§ **Work to be completed**
Look over the lines below. Report each one that includes the string "icon".

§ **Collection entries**
--- START ---
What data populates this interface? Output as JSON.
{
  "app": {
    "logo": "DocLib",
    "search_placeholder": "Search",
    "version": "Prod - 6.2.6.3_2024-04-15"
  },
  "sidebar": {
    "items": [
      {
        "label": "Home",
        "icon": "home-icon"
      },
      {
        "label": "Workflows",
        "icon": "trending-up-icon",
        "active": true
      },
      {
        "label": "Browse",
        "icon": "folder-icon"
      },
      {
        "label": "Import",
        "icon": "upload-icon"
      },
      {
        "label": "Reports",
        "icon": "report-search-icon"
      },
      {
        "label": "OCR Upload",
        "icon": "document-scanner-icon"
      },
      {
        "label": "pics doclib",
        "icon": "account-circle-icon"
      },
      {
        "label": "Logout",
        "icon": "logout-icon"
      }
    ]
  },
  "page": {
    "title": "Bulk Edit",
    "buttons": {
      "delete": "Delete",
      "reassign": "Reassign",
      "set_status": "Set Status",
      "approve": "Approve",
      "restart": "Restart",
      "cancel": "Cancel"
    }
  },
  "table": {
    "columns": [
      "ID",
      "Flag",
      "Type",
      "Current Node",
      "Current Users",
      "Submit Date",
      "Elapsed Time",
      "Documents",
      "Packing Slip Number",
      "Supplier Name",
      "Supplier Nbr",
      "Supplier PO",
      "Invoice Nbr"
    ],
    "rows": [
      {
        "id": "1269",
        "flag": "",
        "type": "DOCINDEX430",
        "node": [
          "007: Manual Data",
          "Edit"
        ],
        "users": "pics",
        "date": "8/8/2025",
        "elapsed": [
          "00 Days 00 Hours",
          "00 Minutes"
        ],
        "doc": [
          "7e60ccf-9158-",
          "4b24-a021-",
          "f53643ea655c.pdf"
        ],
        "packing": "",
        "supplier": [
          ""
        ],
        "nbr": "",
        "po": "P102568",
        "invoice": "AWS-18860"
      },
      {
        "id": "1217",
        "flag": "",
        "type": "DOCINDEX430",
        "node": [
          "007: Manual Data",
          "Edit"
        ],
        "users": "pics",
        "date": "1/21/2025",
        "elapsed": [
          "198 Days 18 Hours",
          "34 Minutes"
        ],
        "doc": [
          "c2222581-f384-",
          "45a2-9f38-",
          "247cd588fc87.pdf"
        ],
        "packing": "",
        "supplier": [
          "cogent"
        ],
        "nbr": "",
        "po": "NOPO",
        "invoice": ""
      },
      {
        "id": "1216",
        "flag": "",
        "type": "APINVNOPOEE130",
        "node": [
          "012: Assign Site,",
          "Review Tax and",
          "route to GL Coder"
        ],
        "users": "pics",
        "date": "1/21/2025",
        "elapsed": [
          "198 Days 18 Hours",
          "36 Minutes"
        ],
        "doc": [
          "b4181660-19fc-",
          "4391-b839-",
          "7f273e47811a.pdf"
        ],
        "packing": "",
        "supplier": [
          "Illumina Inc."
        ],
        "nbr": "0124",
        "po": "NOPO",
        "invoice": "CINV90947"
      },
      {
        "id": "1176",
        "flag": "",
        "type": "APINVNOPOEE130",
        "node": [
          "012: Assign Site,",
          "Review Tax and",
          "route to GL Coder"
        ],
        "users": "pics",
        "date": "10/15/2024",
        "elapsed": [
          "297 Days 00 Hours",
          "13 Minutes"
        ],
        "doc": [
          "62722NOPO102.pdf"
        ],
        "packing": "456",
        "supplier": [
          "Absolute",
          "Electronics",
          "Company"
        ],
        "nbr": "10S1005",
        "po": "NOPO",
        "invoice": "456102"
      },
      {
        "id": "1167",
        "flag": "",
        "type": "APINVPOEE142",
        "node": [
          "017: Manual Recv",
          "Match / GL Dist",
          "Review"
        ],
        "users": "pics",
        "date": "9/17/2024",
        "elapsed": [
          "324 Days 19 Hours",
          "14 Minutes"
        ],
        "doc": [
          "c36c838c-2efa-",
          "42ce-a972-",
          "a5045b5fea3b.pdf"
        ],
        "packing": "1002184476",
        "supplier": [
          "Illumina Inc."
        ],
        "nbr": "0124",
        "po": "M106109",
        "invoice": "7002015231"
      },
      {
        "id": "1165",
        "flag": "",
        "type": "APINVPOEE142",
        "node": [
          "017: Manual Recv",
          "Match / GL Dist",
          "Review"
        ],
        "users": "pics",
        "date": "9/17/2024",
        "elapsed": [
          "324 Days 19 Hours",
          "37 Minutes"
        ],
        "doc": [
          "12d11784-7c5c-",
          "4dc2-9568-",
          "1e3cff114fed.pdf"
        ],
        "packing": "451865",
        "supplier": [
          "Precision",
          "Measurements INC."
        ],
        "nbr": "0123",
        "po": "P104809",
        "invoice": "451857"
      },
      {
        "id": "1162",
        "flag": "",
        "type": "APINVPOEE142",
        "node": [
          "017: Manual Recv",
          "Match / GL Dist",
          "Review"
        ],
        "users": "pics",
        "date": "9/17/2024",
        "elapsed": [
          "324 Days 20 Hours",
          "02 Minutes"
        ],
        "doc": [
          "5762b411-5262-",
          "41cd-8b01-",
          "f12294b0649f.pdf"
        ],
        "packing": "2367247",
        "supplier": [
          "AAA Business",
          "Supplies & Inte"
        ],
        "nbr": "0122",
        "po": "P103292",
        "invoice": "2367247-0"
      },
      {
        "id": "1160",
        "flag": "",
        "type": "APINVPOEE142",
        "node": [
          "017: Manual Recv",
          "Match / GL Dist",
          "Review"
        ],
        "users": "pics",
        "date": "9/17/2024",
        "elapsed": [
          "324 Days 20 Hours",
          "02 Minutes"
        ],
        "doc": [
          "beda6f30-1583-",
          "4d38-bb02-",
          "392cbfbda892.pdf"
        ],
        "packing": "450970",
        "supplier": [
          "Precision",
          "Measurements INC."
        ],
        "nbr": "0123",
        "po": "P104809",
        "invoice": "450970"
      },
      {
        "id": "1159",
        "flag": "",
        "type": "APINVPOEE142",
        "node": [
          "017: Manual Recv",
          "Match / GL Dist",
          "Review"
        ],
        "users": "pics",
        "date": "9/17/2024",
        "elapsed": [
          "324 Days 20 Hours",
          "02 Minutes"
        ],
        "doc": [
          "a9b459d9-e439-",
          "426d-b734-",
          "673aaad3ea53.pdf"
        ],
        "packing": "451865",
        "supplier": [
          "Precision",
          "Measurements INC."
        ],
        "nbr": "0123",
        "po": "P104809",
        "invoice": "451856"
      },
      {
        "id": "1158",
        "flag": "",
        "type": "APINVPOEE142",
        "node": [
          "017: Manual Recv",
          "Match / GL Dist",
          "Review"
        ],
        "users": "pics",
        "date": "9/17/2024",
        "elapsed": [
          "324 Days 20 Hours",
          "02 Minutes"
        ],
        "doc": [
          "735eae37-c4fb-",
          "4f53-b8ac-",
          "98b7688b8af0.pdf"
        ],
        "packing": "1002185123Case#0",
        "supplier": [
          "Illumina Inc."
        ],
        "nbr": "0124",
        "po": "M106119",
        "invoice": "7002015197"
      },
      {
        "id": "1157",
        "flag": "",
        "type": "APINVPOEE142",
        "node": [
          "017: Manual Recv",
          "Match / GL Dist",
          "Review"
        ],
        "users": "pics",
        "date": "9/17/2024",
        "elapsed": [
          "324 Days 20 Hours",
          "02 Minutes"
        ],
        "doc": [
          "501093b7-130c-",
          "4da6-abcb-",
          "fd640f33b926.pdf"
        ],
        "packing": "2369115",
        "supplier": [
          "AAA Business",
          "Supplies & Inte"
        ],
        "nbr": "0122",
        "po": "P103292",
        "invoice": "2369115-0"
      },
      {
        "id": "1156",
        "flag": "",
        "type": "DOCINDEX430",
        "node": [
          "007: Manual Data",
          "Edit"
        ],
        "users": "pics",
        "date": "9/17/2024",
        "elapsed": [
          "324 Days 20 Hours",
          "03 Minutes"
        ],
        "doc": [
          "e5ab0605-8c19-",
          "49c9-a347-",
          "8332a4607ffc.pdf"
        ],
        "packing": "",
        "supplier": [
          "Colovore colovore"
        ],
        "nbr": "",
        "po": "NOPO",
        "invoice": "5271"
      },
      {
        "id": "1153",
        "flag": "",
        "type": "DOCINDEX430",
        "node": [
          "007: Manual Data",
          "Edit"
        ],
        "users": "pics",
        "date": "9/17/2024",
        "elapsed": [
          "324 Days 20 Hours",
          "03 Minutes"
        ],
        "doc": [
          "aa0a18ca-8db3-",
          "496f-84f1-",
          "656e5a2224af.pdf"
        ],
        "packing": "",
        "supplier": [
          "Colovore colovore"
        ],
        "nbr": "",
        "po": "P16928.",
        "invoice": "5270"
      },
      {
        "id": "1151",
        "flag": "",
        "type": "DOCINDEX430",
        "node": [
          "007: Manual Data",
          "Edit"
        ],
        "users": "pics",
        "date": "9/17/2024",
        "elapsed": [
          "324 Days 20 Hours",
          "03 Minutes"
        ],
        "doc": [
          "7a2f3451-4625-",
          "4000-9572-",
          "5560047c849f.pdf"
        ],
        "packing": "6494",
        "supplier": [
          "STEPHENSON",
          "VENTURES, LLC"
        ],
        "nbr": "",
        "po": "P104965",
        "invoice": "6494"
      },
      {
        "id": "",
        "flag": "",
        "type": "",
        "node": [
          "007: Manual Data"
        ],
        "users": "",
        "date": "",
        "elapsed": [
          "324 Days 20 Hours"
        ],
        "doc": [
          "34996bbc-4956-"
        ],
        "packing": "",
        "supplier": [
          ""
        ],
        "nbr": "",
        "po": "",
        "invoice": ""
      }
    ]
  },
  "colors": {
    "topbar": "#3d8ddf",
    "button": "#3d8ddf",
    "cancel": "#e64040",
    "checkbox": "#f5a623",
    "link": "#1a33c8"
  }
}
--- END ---
§ **Result for this task**
        "icon": "home-icon"
        "icon": "trending-up-icon",
        "icon": "folder-icon"
        "icon": "upload-icon"
        "icon": "report-search-icon"
        "icon": "document-scanner-icon"
        "icon": "account-circle-icon"
        "icon": "logout-icon"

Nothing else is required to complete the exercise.